Public law generally applies whenever there is an administrative body involved. These can range from a district (commune) to larger public institutions aimed at cooperation between local districts, i.e. a communauté de communes, a communauté d’agglomération or a syndicat mixte. It also encompasses situations involving prefectures or entities under contract with the administration.
This article will focus, albeit briefly, on the main points regarding land- and town-planning law in order to give an overview of this legal field and underline the role of public law lawyers.
Town-planning law: building projects and statutory permissions
Town-planning law and its legal regime can be first of particular interest to a buyer of a property (land or house) or an owner wishing to collect all necessary information on the property.

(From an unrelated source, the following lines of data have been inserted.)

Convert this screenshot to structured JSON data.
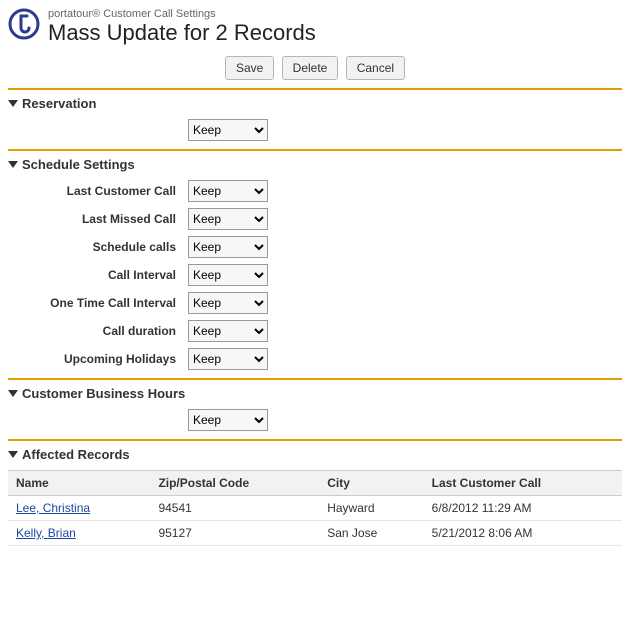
{
  "header": {
    "breadcrumb": "portatour® Customer Call Settings",
    "title": "Mass Update for 2 Records"
  },
  "buttons": {
    "save": "Save",
    "delete": "Delete",
    "cancel": "Cancel"
  },
  "select_default": "Keep",
  "sections": {
    "reservation": {
      "title": "Reservation"
    },
    "schedule": {
      "title": "Schedule Settings",
      "fields": {
        "last_customer_call": "Last Customer Call",
        "last_missed_call": "Last Missed Call",
        "schedule_calls": "Schedule calls",
        "call_interval": "Call Interval",
        "one_time_call_interval": "One Time Call Interval",
        "call_duration": "Call duration",
        "upcoming_holidays": "Upcoming Holidays"
      }
    },
    "business_hours": {
      "title": "Customer Business Hours"
    },
    "affected": {
      "title": "Affected Records",
      "columns": {
        "name": "Name",
        "zip": "Zip/Postal Code",
        "city": "City",
        "last_call": "Last Customer Call"
      },
      "rows": [
        {
          "name": "Lee, Christina",
          "zip": "94541",
          "city": "Hayward",
          "last_call": "6/8/2012 11:29 AM"
        },
        {
          "name": "Kelly, Brian",
          "zip": "95127",
          "city": "San Jose",
          "last_call": "5/21/2012 8:06 AM"
        }
      ]
    }
  }
}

Despite its name, the land use plan (plan local d’urbanisme) constitutes the first document containing land-planning rules applying on the territory of a district. It distinguishes between building land and areas not suitable for development. Furthermore, it contains rules regarding the maximum surface of the construction, its height, permitted roof materials and the colours allowed for its external walls. It also regulates access to the property, as well as its dry and wet connections, i.e. electricity, drinking water and waste water. Attached to the plan might be a natural or technological risk prevention plan, France being mostly concerned with the risk of flooding.

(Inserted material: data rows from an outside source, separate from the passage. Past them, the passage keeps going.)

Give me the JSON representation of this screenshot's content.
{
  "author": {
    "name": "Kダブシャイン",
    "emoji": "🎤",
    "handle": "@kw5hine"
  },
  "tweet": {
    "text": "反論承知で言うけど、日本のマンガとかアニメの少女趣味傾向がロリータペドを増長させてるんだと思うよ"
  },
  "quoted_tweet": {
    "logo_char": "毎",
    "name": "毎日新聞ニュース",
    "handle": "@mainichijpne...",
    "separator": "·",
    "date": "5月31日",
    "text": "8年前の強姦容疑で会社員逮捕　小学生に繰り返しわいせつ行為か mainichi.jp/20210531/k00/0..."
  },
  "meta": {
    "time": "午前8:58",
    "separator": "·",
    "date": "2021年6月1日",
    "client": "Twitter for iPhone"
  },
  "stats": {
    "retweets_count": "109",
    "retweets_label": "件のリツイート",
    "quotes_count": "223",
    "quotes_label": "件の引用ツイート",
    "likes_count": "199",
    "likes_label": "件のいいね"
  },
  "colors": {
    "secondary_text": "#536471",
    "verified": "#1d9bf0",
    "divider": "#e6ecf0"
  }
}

The 2007 reform has simplified the situation by reducing to three the statutory permissions. As a principle, every construction needs permission; however, there are exceptions depending on the importance of the project. Small projects, such as a swimming-pool, a garden shed or a terrace of less than 20sqm are only subject to notifications of construction. This involves registering plans at the town hall and waiting a month to be entitled to launch the construction works.
More important projects require building permission. The building of a private house requires a thorough plan, including details about the integration of the house in its environment, or the existing vegetation and new trees to plant. Such documents will be scrutinised by the local land-planning commission, over a period of no more than two months. This commission can ask for modifications before granting permission to the applicant.

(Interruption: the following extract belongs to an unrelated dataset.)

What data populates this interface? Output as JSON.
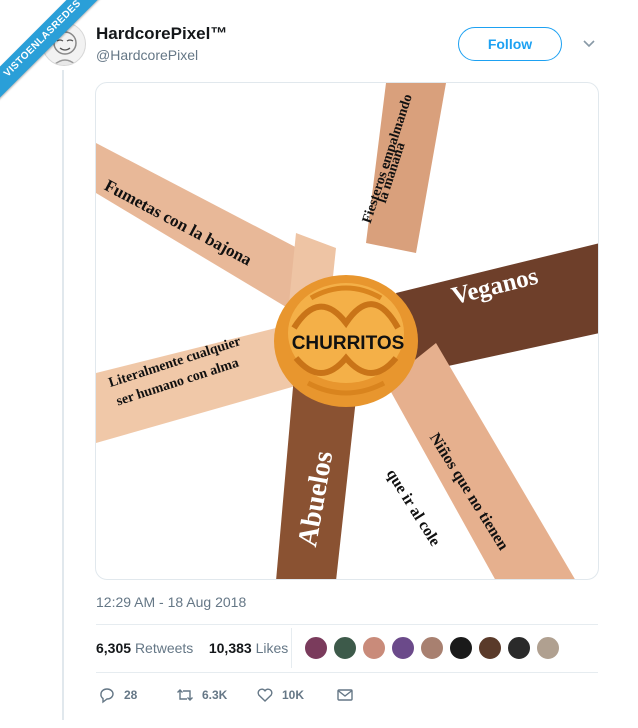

Finally, even more important projects, such as the development of housing estates, will need planning permission awarded after a review of a three to six month time-limit.
In any of the three foreseen procedures, permissions and time-limit may vary according to the location of the project in the vicinity of a natural reserve or a monument and the necessary recommendation of France’s architectural heritage commission.
Building permission is always given subject to neighbours’ rights. Thus, neighbours or other interested third parties can always challenge the legality of such permissions. However, they must do so within two months.
Public work damages
The public work damages concept generally covers damage caused by construction work by the administration for mending roads or restoring networks. Road users, shopkeepers or other third parties suffering harm caused by such construction works are entitled to register claims before courts, provided their damage is private, unusual and sufficiently serious.
Damages can also occur as a result of a public sector installation. This situation notably encompasses the waste issue and renewable energy installations. Districts and other larger public institutions are responsible for the implantation of waste reception centres and the establishment of development areas for wind turbines. Those living nearby such installations can submit the matter to court to try to modify the waste plan or the renewable energy local programme. Environmental law disputes relate to French law as well as European regulations, thus calling for the intervention of specialised public law lawyers.
By Tom SCHNEIDER